Reprinted from yesterday's late editions.
Alwin Nikolais, the Captain Marvel of choreography, took over Lisner Auditorium Tuesday night with his troupe of 10 dancers, and turned the place into a cross between Kubla Khan's pleasuredome and Flash Gordon's cosmic circus.
It might be exaggerating a bit to say that if you haven't seen Nikolais' work you haven't lived. But it would be fair enough to claim that minues such a sampling, you have missed out on one of the most extraordinary theatrical wonders of the age. As a conjuror of never-before-imagined visions and spectacles, Nikolais is unsurpassed.

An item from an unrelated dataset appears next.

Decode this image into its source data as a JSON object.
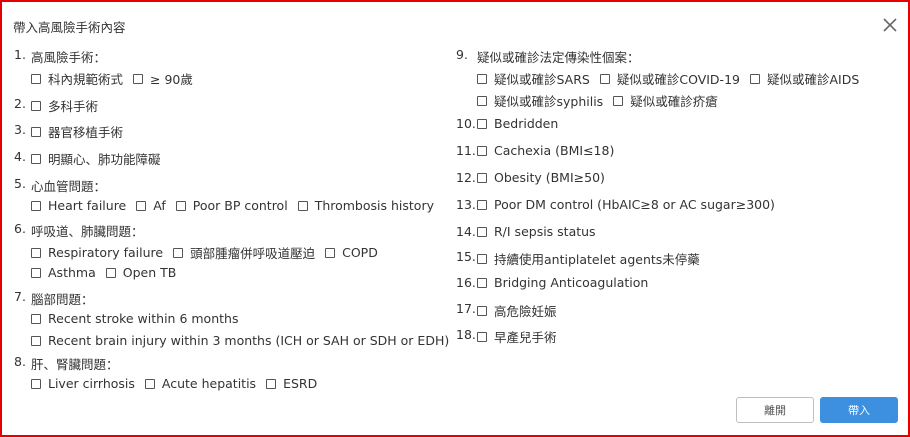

Nik, as he is known familiarly, is 65, and is as much an innovator now as when he started cutting up like this in the early '50s. If he didn't invent the multimedia concept, he has certainly given it the strongest run for the money. No one else in the dance field and few in theater in general have put emerging new sonic and visual technologies to such cunning artistic use. He has influenced many, but he has never had a single successful imitator. Nik is one of a kind, but that one is many. Throughout most of his career, he has designed and created every aspect of his productions - movement, costumes, decor, lighting and sound (usually electronic).

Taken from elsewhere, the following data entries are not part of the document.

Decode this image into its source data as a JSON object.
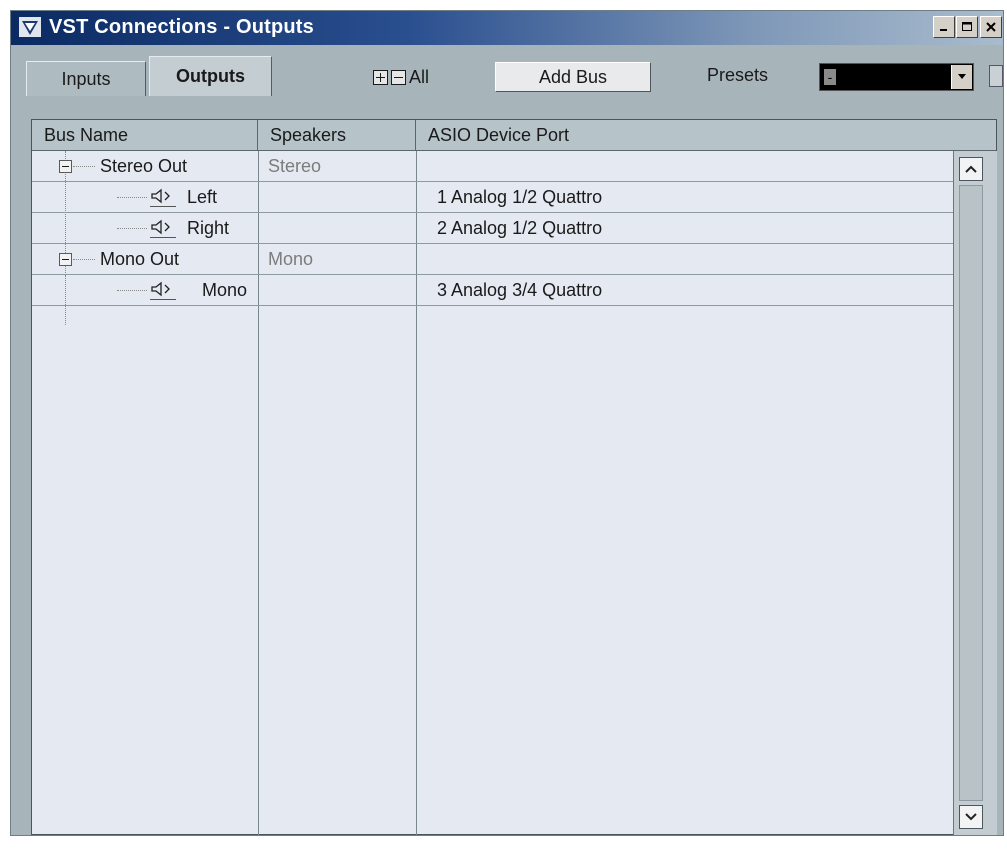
{
  "window": {
    "title": "VST Connections - Outputs",
    "app_icon": "cubase-logo-icon",
    "controls": [
      "minimize-icon",
      "maximize-icon",
      "close-icon"
    ]
  },
  "tabs": [
    {
      "label": "Inputs",
      "active": false
    },
    {
      "label": "Outputs",
      "active": true
    }
  ],
  "toolbar": {
    "expand_all_label": "All",
    "add_bus_label": "Add Bus",
    "presets_label": "Presets",
    "presets_value": "-"
  },
  "table": {
    "headers": [
      "Bus Name",
      "Speakers",
      "ASIO Device Port"
    ],
    "rows": [
      {
        "name": "Stereo Out",
        "speakers": "Stereo",
        "port": "",
        "level": 0
      },
      {
        "name": "Left",
        "speakers": "",
        "port": "1 Analog 1/2 Quattro",
        "level": 1
      },
      {
        "name": "Right",
        "speakers": "",
        "port": "2 Analog 1/2 Quattro",
        "level": 1
      },
      {
        "name": "Mono Out",
        "speakers": "Mono",
        "port": "",
        "level": 0
      },
      {
        "name": "Mono",
        "speakers": "",
        "port": "3 Analog 3/4 Quattro",
        "level": 1
      }
    ]
  },
  "colors": {
    "title_bar_start": "#0b2a63",
    "window_bg": "#a7b5bb",
    "table_bg": "#e5e9f2",
    "speaker_text": "#7c7c7c"
  }
}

Still, he's been a perennial source of controversy. It's not dance, some say of his work. It' not human, say others. It's not serious, still others charge.

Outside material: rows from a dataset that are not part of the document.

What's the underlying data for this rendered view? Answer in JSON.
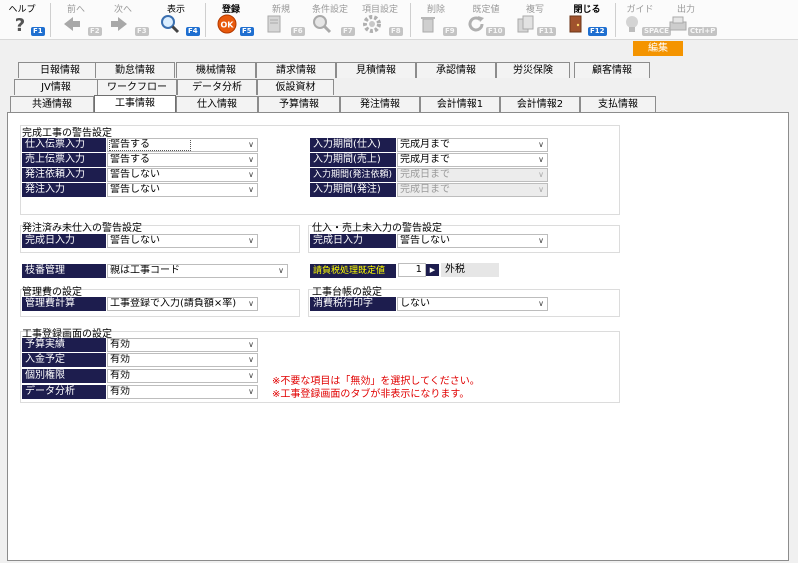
{
  "toolbar": {
    "help": {
      "label": "ヘルプ",
      "key": "F1"
    },
    "prev": {
      "label": "前へ",
      "key": "F2"
    },
    "next": {
      "label": "次へ",
      "key": "F3"
    },
    "show": {
      "label": "表示",
      "key": "F4"
    },
    "register": {
      "label": "登録",
      "key": "F5"
    },
    "new": {
      "label": "新規",
      "key": "F6"
    },
    "condition": {
      "label": "条件設定",
      "key": "F7"
    },
    "item": {
      "label": "項目設定",
      "key": "F8"
    },
    "delete": {
      "label": "削除",
      "key": "F9"
    },
    "default": {
      "label": "既定値",
      "key": "F10"
    },
    "copy": {
      "label": "複写",
      "key": "F11"
    },
    "close": {
      "label": "閉じる",
      "key": "F12"
    },
    "guide": {
      "label": "ガイド",
      "key": "SPACE"
    },
    "output": {
      "label": "出力",
      "key": "Ctrl+P"
    }
  },
  "mode_badge": "編集",
  "tabs": {
    "row1": [
      "日報情報",
      "勤怠情報",
      "機械情報",
      "請求情報",
      "見積情報",
      "承認情報",
      "労災保険",
      "顧客情報"
    ],
    "row2": [
      "JV情報",
      "ワークフロー",
      "データ分析",
      "仮設資材"
    ],
    "row3": [
      "共通情報",
      "工事情報",
      "仕入情報",
      "予算情報",
      "発注情報",
      "会計情報1",
      "会計情報2",
      "支払情報"
    ],
    "active": "工事情報"
  },
  "warning": {
    "title": "完成工事の警告設定",
    "left": [
      {
        "label": "仕入伝票入力",
        "value": "警告する"
      },
      {
        "label": "売上伝票入力",
        "value": "警告する"
      },
      {
        "label": "発注依頼入力",
        "value": "警告しない"
      },
      {
        "label": "発注入力",
        "value": "警告しない"
      }
    ],
    "right": [
      {
        "label": "入力期間(仕入)",
        "value": "完成月まで"
      },
      {
        "label": "入力期間(売上)",
        "value": "完成月まで"
      },
      {
        "label": "入力期間(発注依頼)",
        "value": "完成日まで"
      },
      {
        "label": "入力期間(発注)",
        "value": "完成日まで"
      }
    ]
  },
  "unpurchased": {
    "title": "発注済み未仕入の警告設定",
    "label": "完成日入力",
    "value": "警告しない"
  },
  "unsold": {
    "title": "仕入・売上未入力の警告設定",
    "label": "完成日入力",
    "value": "警告しない"
  },
  "branch": {
    "label": "枝番管理",
    "value": "親は工事コード"
  },
  "billing_tax": {
    "label": "請負税処理既定値",
    "value": "1",
    "text": "外税"
  },
  "mgmt": {
    "title": "管理費の設定",
    "label": "管理費計算",
    "value": "工事登録で入力(請負額×率)"
  },
  "ledger": {
    "title": "工事台帳の設定",
    "label": "消費税行印字",
    "value": "しない"
  },
  "screen": {
    "title": "工事登録画面の設定",
    "items": [
      {
        "label": "予算実績",
        "value": "有効"
      },
      {
        "label": "入金予定",
        "value": "有効"
      },
      {
        "label": "個別権限",
        "value": "有効"
      },
      {
        "label": "データ分析",
        "value": "有効"
      }
    ],
    "note1": "※不要な項目は「無効」を選択してください。",
    "note2": "※工事登録画面のタブが非表示になります。"
  }
}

It's easy enough to see how these cavils arise. Nik has the audacity to be playful, and even downright childish at times. And his choreography treats movement in the larger sense of metamorphosis, of a transformation of sensibilities. Toward this end he calls into play every device of illusionary stagecraft at his command, and that about includes them all. In this context, the dance ceases to be a fictional personage or even the embodiment of an idea. The danger for Nik, is primarily an organic shape, of infinite, self-willed malleability. The dancer is the central, but by no means the only, element in a [WORD ILLEGIBLE] pageant of stunning scope and freedom.
Nik has his faults, too, of course, longwindedness being one of them, and structural laxity another. On the whole, they don't greatly interfere with one's pleasure in his fabulous inventions.
Nik is installed at Lisner for a week, his longest run thus far in Washington. Of the three works shown the first evening, the oldest was the Group Dance from "Sanctum" (1964), which uses stretch fabrics to populate a kind of animal cracker dream world. The most recent, "Guignol (Dummy Dances)" (1977), is more like a space-age "Coppelia." Harking back to Nik's youthful enthusiasm for marionettes, it rings wry changes on the general theme of puppetry and puppeteers, ending with a mock orgy in which the helpless dolls are ravished by their keepers. It could easily be read as a comment on the dance world. The most prolific in effects was "Triad" (1976), in which slide projections, color modulation, distorting mirrors and stroboscopes help to engender a continually surprising plantasmagoria.